**Aim of the exercise**
Look at every line of the material and count the ones holding the word "left". The answer is the number only.

**Material to process**
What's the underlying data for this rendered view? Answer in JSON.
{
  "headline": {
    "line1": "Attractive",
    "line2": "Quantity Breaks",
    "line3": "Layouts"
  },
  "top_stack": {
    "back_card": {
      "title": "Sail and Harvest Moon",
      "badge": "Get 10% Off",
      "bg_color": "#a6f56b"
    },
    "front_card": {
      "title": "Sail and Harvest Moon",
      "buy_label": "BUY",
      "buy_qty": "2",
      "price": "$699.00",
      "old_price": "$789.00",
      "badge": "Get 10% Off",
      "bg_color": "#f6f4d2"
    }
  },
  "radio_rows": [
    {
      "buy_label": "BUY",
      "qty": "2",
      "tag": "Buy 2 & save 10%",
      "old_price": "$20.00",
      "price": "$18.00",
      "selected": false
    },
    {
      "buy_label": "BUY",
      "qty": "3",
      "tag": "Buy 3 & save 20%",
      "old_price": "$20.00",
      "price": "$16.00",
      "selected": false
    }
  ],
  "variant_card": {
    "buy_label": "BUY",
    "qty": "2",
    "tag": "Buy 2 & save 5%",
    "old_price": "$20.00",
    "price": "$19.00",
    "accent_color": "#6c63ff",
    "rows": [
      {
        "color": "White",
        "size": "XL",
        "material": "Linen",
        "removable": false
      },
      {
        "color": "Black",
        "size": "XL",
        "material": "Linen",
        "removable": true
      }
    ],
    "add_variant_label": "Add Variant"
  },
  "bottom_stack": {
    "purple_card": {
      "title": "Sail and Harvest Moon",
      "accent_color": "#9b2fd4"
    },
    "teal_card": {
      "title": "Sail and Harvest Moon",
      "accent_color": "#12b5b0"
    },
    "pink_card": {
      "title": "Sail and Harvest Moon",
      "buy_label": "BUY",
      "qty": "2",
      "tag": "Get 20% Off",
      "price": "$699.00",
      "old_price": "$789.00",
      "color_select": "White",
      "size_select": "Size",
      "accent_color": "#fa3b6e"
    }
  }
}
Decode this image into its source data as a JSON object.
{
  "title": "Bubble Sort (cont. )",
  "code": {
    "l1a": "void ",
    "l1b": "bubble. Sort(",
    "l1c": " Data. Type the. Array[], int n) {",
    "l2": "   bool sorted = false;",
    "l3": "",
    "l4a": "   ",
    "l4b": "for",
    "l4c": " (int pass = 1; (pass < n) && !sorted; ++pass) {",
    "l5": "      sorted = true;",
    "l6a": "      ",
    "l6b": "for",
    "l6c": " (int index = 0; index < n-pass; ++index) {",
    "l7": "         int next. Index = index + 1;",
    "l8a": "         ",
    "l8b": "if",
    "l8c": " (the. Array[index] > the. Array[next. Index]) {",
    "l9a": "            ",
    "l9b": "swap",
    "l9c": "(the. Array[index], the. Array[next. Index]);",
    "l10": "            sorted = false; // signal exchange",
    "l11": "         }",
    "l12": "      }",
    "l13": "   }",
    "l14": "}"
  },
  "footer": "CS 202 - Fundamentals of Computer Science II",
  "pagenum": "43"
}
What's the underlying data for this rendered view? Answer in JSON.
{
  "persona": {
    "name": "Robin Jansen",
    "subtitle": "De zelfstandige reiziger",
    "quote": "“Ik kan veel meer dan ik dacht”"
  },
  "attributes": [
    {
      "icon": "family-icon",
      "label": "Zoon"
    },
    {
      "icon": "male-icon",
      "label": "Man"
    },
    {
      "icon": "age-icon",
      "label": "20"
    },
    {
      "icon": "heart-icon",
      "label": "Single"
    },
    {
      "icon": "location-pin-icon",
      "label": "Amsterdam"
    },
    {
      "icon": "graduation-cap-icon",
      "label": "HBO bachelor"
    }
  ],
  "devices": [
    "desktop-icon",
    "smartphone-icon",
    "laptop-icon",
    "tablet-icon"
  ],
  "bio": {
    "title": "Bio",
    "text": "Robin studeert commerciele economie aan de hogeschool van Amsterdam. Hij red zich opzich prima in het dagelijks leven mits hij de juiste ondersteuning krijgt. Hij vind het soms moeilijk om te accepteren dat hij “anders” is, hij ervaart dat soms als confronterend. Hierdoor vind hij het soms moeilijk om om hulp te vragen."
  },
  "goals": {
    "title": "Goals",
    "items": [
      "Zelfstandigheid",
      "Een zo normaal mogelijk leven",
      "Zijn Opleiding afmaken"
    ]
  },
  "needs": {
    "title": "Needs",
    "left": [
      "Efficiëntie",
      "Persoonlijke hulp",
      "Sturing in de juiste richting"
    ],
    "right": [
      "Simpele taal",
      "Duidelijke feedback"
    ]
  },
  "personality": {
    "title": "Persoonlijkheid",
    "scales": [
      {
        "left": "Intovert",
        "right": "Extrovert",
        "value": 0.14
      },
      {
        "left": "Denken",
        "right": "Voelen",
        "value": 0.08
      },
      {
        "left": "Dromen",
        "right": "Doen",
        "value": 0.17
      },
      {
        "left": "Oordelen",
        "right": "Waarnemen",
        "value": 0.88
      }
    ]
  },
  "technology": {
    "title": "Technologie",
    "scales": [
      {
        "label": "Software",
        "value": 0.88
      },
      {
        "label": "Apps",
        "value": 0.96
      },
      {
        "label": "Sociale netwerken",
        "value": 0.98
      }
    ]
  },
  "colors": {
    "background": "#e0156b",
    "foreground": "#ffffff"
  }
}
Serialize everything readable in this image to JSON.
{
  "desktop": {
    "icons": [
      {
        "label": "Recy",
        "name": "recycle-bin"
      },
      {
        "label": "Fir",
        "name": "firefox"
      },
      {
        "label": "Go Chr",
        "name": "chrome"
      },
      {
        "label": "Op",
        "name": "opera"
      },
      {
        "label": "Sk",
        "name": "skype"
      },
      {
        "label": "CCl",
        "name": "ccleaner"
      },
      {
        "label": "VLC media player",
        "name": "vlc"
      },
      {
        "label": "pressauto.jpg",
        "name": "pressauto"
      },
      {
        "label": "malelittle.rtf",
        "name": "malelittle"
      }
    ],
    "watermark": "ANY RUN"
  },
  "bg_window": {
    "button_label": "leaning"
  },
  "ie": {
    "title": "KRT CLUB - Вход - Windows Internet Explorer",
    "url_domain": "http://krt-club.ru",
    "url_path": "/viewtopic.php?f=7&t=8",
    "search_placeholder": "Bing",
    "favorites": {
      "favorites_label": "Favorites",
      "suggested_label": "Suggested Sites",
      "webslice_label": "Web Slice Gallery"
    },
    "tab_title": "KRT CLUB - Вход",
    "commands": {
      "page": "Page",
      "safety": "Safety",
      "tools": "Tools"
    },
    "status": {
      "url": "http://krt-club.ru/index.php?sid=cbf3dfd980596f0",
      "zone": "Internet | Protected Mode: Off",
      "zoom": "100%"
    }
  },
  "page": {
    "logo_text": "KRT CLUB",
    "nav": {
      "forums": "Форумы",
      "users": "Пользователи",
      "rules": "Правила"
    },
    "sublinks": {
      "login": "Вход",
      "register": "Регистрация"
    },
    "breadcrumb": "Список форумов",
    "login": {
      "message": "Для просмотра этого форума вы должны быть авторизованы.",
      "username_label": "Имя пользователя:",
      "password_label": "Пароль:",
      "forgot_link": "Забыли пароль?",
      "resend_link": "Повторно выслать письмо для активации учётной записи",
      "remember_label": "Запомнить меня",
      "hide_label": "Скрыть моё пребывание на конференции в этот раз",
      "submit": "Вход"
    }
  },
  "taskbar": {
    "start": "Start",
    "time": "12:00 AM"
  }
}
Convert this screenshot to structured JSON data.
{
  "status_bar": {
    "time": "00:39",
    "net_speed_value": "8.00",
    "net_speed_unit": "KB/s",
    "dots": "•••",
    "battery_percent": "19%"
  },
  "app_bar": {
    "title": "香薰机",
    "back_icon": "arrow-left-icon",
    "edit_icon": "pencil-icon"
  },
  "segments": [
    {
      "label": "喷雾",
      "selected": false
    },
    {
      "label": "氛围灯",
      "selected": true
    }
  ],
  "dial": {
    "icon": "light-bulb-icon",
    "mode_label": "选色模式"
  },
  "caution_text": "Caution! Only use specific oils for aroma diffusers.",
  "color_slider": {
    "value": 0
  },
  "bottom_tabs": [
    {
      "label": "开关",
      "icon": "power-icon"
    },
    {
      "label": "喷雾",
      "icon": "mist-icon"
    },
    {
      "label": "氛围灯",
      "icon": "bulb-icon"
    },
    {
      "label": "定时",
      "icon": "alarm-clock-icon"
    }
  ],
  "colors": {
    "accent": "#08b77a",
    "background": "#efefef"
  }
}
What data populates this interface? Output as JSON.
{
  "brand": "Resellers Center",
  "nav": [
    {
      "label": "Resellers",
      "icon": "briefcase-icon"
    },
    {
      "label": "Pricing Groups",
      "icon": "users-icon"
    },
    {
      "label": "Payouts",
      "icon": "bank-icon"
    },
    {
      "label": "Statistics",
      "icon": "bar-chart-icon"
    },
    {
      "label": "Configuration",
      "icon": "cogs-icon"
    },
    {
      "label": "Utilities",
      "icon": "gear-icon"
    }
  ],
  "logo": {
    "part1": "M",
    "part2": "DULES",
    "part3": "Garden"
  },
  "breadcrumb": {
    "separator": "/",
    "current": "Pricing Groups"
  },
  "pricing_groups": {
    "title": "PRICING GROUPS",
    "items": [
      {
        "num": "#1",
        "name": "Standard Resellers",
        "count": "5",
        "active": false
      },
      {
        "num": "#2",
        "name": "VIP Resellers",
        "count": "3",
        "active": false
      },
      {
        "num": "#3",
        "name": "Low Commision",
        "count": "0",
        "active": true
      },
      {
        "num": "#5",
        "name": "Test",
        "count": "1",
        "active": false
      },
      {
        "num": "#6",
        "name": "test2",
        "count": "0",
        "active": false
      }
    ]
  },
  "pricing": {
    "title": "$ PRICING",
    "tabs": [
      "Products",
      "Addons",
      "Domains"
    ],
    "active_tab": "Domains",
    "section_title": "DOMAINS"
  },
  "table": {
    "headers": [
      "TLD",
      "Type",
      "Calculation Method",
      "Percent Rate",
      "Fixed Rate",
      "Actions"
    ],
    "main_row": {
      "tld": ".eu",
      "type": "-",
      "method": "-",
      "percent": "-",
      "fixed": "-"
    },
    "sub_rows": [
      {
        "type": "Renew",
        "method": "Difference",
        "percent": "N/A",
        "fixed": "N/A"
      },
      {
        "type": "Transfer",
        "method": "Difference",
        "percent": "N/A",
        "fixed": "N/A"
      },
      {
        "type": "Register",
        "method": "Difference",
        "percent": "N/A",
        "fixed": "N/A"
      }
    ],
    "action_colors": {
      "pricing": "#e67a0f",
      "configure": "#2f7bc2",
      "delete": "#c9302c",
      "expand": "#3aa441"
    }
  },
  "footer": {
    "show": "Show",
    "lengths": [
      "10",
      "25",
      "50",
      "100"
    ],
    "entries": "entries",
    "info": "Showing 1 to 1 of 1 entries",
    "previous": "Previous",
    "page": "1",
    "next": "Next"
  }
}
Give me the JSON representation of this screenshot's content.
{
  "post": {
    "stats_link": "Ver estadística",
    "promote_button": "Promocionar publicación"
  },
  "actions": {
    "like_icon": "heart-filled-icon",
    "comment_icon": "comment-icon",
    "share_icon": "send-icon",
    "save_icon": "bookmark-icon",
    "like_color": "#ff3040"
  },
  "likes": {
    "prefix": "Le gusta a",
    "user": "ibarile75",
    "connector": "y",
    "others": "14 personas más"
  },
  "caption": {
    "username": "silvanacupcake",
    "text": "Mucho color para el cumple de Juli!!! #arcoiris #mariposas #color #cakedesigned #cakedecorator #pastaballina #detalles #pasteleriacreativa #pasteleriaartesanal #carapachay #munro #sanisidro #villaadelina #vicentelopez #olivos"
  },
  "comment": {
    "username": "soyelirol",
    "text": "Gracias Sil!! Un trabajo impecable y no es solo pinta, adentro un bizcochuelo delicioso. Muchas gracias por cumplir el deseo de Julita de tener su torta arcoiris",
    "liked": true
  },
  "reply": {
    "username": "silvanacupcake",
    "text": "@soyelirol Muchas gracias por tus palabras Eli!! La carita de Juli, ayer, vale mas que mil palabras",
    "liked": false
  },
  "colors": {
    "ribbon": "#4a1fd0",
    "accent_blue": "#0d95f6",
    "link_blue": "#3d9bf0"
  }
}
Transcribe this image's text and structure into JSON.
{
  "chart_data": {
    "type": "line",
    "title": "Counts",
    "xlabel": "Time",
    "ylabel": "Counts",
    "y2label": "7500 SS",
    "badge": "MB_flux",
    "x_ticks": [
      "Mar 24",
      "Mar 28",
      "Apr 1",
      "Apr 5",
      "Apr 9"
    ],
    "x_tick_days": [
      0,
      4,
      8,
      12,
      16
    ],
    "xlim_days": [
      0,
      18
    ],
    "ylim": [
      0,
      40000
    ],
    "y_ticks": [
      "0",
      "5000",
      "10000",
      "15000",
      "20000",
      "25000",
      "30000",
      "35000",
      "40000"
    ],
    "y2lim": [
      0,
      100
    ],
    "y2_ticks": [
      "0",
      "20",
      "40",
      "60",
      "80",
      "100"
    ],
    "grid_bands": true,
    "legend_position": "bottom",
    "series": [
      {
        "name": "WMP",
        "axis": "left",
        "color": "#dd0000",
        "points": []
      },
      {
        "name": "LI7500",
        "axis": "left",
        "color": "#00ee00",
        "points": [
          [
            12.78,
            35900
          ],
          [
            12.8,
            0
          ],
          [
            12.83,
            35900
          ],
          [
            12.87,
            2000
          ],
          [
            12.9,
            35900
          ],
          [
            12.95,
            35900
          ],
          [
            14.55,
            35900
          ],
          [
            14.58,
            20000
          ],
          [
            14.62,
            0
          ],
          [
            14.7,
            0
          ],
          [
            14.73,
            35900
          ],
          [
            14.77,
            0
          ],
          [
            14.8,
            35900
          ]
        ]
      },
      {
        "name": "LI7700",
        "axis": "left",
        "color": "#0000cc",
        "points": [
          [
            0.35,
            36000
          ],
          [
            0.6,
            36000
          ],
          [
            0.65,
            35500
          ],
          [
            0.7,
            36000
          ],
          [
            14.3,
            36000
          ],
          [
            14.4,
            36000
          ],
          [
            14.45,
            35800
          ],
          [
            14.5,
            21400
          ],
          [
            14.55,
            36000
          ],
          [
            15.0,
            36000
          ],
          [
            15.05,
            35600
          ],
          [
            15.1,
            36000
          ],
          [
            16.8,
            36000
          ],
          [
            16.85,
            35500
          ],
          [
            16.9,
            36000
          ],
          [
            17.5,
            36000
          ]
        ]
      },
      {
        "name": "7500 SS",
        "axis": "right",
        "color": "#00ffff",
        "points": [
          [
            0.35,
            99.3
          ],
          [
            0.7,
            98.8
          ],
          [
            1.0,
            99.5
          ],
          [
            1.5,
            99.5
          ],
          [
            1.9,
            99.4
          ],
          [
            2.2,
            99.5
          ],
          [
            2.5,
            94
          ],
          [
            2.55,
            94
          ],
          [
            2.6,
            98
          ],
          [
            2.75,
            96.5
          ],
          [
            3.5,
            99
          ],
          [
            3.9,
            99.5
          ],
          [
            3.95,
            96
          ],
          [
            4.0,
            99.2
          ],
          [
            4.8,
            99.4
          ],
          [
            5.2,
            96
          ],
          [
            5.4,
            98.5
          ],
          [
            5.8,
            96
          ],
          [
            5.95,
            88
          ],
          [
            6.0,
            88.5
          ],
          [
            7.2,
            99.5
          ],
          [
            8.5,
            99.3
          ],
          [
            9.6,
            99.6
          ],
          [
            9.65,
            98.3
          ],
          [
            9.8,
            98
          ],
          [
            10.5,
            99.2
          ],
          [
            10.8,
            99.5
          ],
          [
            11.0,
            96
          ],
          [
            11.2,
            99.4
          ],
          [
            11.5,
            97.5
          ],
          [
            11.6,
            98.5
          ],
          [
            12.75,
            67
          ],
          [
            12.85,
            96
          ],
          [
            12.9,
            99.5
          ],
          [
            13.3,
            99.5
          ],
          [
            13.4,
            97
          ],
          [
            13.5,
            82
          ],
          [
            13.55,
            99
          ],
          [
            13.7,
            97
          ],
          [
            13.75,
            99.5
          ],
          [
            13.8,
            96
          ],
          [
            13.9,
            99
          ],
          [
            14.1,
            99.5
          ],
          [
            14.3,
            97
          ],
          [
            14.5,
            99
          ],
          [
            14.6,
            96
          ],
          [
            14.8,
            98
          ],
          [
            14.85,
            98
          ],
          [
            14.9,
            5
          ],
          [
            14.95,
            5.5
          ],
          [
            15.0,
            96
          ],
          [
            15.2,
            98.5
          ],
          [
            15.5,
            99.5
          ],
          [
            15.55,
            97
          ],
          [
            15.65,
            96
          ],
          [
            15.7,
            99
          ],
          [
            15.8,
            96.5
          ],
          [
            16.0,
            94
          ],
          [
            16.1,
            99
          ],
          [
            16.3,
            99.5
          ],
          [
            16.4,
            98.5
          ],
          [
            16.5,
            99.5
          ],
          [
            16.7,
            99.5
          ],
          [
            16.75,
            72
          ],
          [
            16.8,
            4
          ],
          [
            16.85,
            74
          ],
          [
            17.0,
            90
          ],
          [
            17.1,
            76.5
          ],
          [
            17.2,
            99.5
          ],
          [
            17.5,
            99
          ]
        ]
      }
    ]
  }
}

**Response**
9